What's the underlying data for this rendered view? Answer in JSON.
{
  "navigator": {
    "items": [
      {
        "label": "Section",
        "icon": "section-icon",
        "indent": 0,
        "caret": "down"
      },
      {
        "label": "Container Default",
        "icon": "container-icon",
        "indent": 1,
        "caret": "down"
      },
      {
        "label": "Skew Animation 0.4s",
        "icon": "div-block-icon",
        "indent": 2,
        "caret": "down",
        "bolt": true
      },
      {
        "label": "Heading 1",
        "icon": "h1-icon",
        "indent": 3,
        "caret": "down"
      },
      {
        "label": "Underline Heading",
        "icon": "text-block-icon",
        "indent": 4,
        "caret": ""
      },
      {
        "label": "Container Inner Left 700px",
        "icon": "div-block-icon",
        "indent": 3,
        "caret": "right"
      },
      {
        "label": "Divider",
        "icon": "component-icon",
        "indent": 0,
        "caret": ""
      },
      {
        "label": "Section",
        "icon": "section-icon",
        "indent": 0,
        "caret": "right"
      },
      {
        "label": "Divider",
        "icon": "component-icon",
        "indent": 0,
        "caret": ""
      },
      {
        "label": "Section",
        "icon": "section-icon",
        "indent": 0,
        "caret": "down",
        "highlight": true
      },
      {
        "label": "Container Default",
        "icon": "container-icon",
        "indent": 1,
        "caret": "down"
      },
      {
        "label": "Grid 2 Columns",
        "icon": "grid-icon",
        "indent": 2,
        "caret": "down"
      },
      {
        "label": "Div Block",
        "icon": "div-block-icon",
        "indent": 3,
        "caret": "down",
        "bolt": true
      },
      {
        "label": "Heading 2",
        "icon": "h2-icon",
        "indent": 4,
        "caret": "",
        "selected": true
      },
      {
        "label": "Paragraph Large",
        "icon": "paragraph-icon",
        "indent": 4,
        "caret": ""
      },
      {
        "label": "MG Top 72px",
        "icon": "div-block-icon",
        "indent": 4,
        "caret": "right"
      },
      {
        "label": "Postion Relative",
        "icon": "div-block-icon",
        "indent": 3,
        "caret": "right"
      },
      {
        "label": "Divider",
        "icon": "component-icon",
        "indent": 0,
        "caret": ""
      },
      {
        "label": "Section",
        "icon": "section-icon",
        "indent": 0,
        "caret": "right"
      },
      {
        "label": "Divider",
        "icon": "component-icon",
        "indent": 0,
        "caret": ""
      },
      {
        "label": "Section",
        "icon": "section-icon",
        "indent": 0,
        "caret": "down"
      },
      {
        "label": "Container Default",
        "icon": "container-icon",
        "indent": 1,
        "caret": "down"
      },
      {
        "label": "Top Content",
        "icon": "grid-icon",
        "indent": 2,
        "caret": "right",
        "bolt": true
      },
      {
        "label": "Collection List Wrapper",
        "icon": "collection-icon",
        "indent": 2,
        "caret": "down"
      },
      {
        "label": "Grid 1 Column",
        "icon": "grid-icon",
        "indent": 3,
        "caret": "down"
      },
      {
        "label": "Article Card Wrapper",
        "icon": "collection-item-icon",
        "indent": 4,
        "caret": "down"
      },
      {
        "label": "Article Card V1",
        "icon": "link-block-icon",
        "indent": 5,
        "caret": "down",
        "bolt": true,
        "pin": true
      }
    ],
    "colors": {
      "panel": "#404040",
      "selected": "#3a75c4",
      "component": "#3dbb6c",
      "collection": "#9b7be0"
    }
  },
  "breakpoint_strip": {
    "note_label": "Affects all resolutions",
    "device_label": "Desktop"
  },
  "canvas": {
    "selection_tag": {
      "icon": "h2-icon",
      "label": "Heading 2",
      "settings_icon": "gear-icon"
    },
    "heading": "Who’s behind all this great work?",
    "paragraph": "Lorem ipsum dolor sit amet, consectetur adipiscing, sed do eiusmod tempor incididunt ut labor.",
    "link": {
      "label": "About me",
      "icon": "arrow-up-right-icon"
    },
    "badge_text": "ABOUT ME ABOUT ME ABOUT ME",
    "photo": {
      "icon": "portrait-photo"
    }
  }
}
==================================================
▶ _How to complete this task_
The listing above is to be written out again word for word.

▶ _Solution to this problem_
What's the underlying data for this rendered view? Answer in JSON.
{
  "navigator": {
    "items": [
      {
        "label": "Section",
        "icon": "section-icon",
        "indent": 0,
        "caret": "down"
      },
      {
        "label": "Container Default",
        "icon": "container-icon",
        "indent": 1,
        "caret": "down"
      },
      {
        "label": "Skew Animation 0.4s",
        "icon": "div-block-icon",
        "indent": 2,
        "caret": "down",
        "bolt": true
      },
      {
        "label": "Heading 1",
        "icon": "h1-icon",
        "indent": 3,
        "caret": "down"
      },
      {
        "label": "Underline Heading",
        "icon": "text-block-icon",
        "indent": 4,
        "caret": ""
      },
      {
        "label": "Container Inner Left 700px",
        "icon": "div-block-icon",
        "indent": 3,
        "caret": "right"
      },
      {
        "label": "Divider",
        "icon": "component-icon",
        "indent": 0,
        "caret": ""
      },
      {
        "label": "Section",
        "icon": "section-icon",
        "indent": 0,
        "caret": "right"
      },
      {
        "label": "Divider",
        "icon": "component-icon",
        "indent": 0,
        "caret": ""
      },
      {
        "label": "Section",
        "icon": "section-icon",
        "indent": 0,
        "caret": "down",
        "highlight": true
      },
      {
        "label": "Container Default",
        "icon": "container-icon",
        "indent": 1,
        "caret": "down"
      },
      {
        "label": "Grid 2 Columns",
        "icon": "grid-icon",
        "indent": 2,
        "caret": "down"
      },
      {
        "label": "Div Block",
        "icon": "div-block-icon",
        "indent": 3,
        "caret": "down",
        "bolt": true
      },
      {
        "label": "Heading 2",
        "icon": "h2-icon",
        "indent": 4,
        "caret": "",
        "selected": true
      },
      {
        "label": "Paragraph Large",
        "icon": "paragraph-icon",
        "indent": 4,
        "caret": ""
      },
      {
        "label": "MG Top 72px",
        "icon": "div-block-icon",
        "indent": 4,
        "caret": "right"
      },
      {
        "label": "Postion Relative",
        "icon": "div-block-icon",
        "indent": 3,
        "caret": "right"
      },
      {
        "label": "Divider",
        "icon": "component-icon",
        "indent": 0,
        "caret": ""
      },
      {
        "label": "Section",
        "icon": "section-icon",
        "indent": 0,
        "caret": "right"
      },
      {
        "label": "Divider",
        "icon": "component-icon",
        "indent": 0,
        "caret": ""
      },
      {
        "label": "Section",
        "icon": "section-icon",
        "indent": 0,
        "caret": "down"
      },
      {
        "label": "Container Default",
        "icon": "container-icon",
        "indent": 1,
        "caret": "down"
      },
      {
        "label": "Top Content",
        "icon": "grid-icon",
        "indent": 2,
        "caret": "right",
        "bolt": true
      },
      {
        "label": "Collection List Wrapper",
        "icon": "collection-icon",
        "indent": 2,
        "caret": "down"
      },
      {
        "label": "Grid 1 Column",
        "icon": "grid-icon",
        "indent": 3,
        "caret": "down"
      },
      {
        "label": "Article Card Wrapper",
        "icon": "collection-item-icon",
        "indent": 4,
        "caret": "down"
      },
      {
        "label": "Article Card V1",
        "icon": "link-block-icon",
        "indent": 5,
        "caret": "down",
        "bolt": true,
        "pin": true
      }
    ],
    "colors": {
      "panel": "#404040",
      "selected": "#3a75c4",
      "component": "#3dbb6c",
      "collection": "#9b7be0"
    }
  },
  "breakpoint_strip": {
    "note_label": "Affects all resolutions",
    "device_label": "Desktop"
  },
  "canvas": {
    "selection_tag": {
      "icon": "h2-icon",
      "label": "Heading 2",
      "settings_icon": "gear-icon"
    },
    "heading": "Who’s behind all this great work?",
    "paragraph": "Lorem ipsum dolor sit amet, consectetur adipiscing, sed do eiusmod tempor incididunt ut labor.",
    "link": {
      "label": "About me",
      "icon": "arrow-up-right-icon"
    },
    "badge_text": "ABOUT ME ABOUT ME ABOUT ME",
    "photo": {
      "icon": "portrait-photo"
    }
  }
}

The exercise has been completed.